Now the FTC has made some alterations to the Buyers Guide that dealers need to have to adhere to and consumers may want to know about. One of the biggest alterations is updating the description of what an “as is” sale constitutes. Other changes include:
Adding boxes on the face of the Buyer’s Guide that dealerships can mark to show whether a vehicle is covered by a third-party warranty, and if a service contract is available.
Providing a box that dealerships can selected to show that a manufacturer’s warranty that hasn’t expired nonetheless applies to the car.
Adding airbags and catalytic converters to the Buyers Guides’ list of key defects that could take place.
Adding a statement that tells customers to obtain a car history report and to check for open recalls.
Adding a Spanish statement to the English-language guide that advises Spanish-speaking consumers to ask for the Buyer’s Guide in Spanish (if the dealership is conducting the sale in Spanish).
Providing a Spanish translation of the statement that dealers may possibly use to obtain a consumer’s acknowledgement of receipt of the Purchasers Guide.
The revisions go into effect on January 27. A copy of the new guide and expanded information for customers and sells are available at the Federal Trade Commission’s web site.
Dias wants much more from the Canadian government.
Unifor President Jerry Dias has known as on the Canadian government to support the auto industry in a piece written for the Huffington Post.
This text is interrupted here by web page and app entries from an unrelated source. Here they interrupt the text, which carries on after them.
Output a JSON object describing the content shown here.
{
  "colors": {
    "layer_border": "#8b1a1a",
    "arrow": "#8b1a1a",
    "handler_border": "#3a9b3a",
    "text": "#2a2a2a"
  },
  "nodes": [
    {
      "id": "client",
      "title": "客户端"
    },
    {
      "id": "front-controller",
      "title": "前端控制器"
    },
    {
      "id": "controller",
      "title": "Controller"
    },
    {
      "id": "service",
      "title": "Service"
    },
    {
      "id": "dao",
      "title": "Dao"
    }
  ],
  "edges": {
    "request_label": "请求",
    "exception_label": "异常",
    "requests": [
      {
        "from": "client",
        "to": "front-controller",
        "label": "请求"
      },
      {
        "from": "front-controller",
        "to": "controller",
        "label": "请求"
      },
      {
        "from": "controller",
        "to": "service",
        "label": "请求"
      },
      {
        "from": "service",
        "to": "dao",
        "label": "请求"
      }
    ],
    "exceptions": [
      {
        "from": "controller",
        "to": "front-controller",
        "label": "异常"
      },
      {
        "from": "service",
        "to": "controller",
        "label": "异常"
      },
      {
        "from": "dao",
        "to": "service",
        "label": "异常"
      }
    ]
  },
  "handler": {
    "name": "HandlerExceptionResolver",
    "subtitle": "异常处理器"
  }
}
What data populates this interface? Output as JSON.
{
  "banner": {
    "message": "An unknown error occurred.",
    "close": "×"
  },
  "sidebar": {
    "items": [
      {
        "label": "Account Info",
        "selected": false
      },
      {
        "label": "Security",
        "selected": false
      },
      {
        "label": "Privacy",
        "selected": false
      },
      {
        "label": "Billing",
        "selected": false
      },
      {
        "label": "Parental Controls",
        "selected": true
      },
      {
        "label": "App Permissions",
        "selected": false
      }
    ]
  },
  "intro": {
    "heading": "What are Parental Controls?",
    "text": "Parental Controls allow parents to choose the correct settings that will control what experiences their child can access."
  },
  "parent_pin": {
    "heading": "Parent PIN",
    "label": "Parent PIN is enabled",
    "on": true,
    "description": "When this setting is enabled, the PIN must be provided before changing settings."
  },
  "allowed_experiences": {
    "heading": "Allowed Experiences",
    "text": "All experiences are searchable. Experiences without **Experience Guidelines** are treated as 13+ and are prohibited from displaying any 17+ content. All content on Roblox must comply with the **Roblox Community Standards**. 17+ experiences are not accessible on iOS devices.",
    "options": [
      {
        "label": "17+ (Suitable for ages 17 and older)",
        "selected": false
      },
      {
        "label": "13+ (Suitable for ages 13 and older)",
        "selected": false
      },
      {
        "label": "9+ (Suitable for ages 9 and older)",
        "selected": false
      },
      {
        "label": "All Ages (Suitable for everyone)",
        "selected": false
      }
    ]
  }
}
In it, he claimed “Canada still has inadequate applications from our governments to attract and retain the auto market in this nation.”
The post comes soon after Dias and Unifor negotiated large investments from the Big 3. Fiat Chrysler Automobiles committed $ 331 million, General Motors was in for $ 554 million, and Ford promised $ 713 million — most of which will go to Windsor’s new engine programs.
“We’ve accomplished our bit. Now it is their turn,” Dias wrote.
Nonetheless, he didn’t say what this government intervention would entail.
”He’s not specifying what he wants, but I think I know what he wants, and that’s a handout. I believe that is a really hazardous road to go down,” Canadian Taxpayers Association head Aaron Wudrick told Automotive News Canada. “The government can give a far better organization atmosphere by cutting taxes and producing it easier for these entities to do company. In Ontario, they can commence by lowering power costs for these firms.”
A Porsche not aimed at drivers
Porsche is now supplying an “entry-level” Panamera for the low price tag of $ 85,000.
The new base Panamera receives a 2.9-liter turbocharged V6 that sends all 330 of its horsepower to the actual wheels. Despite the fact that if you wanted to make it all-wheel drive, like each other Porsche sedan, you can for an further $ 4,600.
Porsche will also be providing “Executive” versions of the Panamera for the type of particular person intriguing in a driver’s automobile but not so interested in driving it. That model sees the car stretched by an additional 5.9 inches to offer additional space for the rear-seat occupants. The organization claims the back of the Porsche can also be created into a digital work space employing a pair of ten-inch detachable tablets and optional rear multimedia console.
In addition to the new two.9-liter V6, the Executive Porsches can also be optioned with all the remaining powertrains. The E-Hybrid Executive will have 462 horses, the 4S Executive 440 hp, and the Turbo Exec will place out 550 ponies from the four. liter turbocharged V8.
The LA Auto Show will see the official unveiling of the new base Panamera and hoity-toity Executive models. Porsche says deliveries for the 2017 Panamera 4S and Panamera Turbo will begin in January 2017.
[Pictures: FCA OFL Communications Department/Wikimedia Commons (CC BY 2.) Porsche]